But is <f,f> = pi?

Isn't it

[tex]\int_{0}^{\pi} sin^2(x) dx[/tex]?

This should work out to pi/2, not pi. And similarly for cos(x).
wtmoore
#11
Mar1-12, 04:45 PM
P: 21
Quote Quote by jbunniii View Post
But is <f,f> = pi?

Isn't it

[tex]\int_{0}^{\pi} sin^2(x) dx[/tex]?

This should work out to pi/2, not pi. And similarly for cos(x).

Yeh originally I did it from 0 to pi but when I double checked for some reason I made a mistake and did it from -pi to pi.


Ok so I just need (pi/2)^(-1)?
wtmoore
#12
Mar1-12, 05:15 PM
P: 21
Quote Quote by jbunniii View Post
Yes, you have the right idea. You want to show that if

a cos(x) + b sin(x) = 0 for all x,

then a and b must be 0.

So pick some specific values of x that are easy to work with. I suggest x = 0 and x = pi/2.
Yeh I tried these,

acos(0)+bsin(0)=0
Then a must be 0.

acos(pi/2)+bsin(pi/2)=0
then b must be 0.

Is it enough to write this, or is there some sort of other form I can generalize it for?
jbunniii
#13
Mar1-12, 07:00 PM
Sci Advisor
HW Helper
PF Gold
jbunniii's Avatar
P: 3,288
Quote Quote by wtmoore View Post
Yeh originally I did it from 0 to pi but when I double checked for some reason I made a mistake and did it from -pi to pi.


Ok so I just need (pi/2)^(-1)?
The square root of that.
jbunniii
#14
Mar1-12, 07:04 PM
Sci Advisor
HW Helper
PF Gold
jbunniii's Avatar
P: 3,288
Quote Quote by wtmoore View Post
Yeh I tried these,

acos(0)+bsin(0)=0
Then a must be 0.

acos(pi/2)+bsin(pi/2)=0
then b must be 0.

Is it enough to write this, or is there some sort of other form I can generalize it for?
That's enough. If the linear combination equals zero, it has to equal zero at every value of x, including the two you chose (0 and pi/2). Those two alone are enough to imply that a = b = 0. You could have picked almost any pair of values of x, as long as they resulted in a solvable system of two equations with two unknowns. 0 and pi/2 just make the math easier.
wtmoore
#15
Mar1-12, 07:47 PM
P: 21
Quote Quote by jbunniii View Post
The square root of that.
Thanks jbunniii,

I understand all of it, and have managed to complete 2 similar questions now.

My only question is, why is it the square root?
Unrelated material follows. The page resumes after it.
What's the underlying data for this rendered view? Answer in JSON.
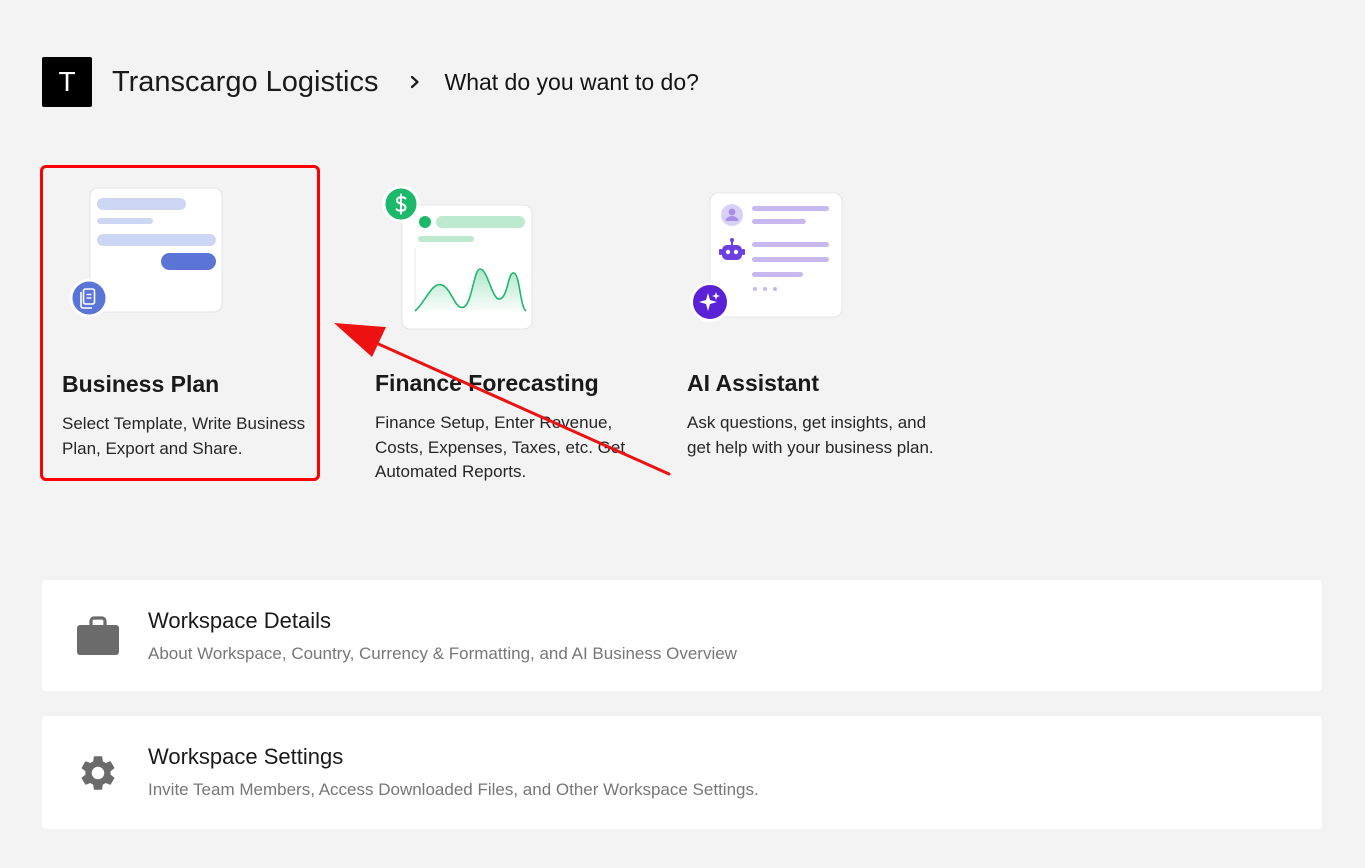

Surely if <f,f> = pi/2 then we need 2/pi to make this 1?
jbunniii
#16
Mar2-12, 12:05 AM
Sci Advisor
HW Helper
PF Gold
jbunniii's Avatar
P: 3,288
Quote Quote by wtmoore View Post
Thanks jbunniii,
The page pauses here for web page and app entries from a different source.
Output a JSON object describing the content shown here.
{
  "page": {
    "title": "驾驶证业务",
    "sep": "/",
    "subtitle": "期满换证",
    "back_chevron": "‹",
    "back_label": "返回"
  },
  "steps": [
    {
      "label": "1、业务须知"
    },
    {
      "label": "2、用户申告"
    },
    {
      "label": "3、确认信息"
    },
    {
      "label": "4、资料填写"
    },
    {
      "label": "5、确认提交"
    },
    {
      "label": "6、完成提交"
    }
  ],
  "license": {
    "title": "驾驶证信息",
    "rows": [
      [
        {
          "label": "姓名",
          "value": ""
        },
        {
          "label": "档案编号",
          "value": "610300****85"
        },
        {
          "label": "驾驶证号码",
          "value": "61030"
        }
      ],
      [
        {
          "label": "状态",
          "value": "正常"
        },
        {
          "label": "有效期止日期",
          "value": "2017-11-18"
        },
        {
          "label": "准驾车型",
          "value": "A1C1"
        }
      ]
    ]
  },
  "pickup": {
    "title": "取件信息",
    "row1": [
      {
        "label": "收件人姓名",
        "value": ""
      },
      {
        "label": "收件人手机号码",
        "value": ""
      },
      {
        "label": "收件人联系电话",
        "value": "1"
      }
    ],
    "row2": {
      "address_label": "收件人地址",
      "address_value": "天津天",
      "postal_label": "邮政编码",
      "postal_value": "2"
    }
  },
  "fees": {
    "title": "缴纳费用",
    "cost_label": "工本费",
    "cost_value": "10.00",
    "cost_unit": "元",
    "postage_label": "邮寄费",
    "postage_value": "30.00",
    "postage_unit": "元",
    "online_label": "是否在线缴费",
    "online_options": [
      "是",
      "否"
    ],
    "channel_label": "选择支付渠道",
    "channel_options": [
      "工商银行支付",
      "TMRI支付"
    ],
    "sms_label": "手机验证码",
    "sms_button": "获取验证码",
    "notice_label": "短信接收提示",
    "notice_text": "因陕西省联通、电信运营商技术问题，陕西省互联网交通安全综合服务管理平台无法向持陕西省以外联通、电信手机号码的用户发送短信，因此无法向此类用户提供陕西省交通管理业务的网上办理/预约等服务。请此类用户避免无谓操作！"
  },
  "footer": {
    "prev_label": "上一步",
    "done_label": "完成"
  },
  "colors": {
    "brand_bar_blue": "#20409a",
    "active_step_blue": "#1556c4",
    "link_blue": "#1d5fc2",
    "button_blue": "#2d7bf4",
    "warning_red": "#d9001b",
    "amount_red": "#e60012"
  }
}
I understand all of it, and have managed to complete 2 similar questions now.

My only question is, why is it the square root? Surely if <f,f> = pi/2 then we need 2/pi to make this 1?
No, suppose you set [itex]h = \alpha f[/itex]. Then

[tex]<h,h> = <\alpha f, \alpha f> = \alpha^2 <f,f>[/tex]

You want this equal to 1, so

[tex]\alpha^2 = 1/<f,f>[/tex]

and hence

[tex]\alpha = \sqrt{1/<f,f>}[/tex]
wtmoore
#17
Mar2-12, 03:37 AM
P: 21
Yeh I was thinking just at the end not the fact that they are going to multiply each other. Thanks for all your help Jbunnii


Register to reply

Related Discussions
Algebra : Finding orthonormal basis for the intersection of the subspaces U and V Calculus & Beyond Homework 7
Linear Algebra: Orthonormal Basis Calculus & Beyond Homework 5
Linear transformation of an orthonormal basis Calculus & Beyond Homework 1
Linear independence of orthogonal and orthonormal sets? Linear & Abstract Algebra 8
Linear algebra - inner product and linear transformation question Calculus & Beyond Homework 0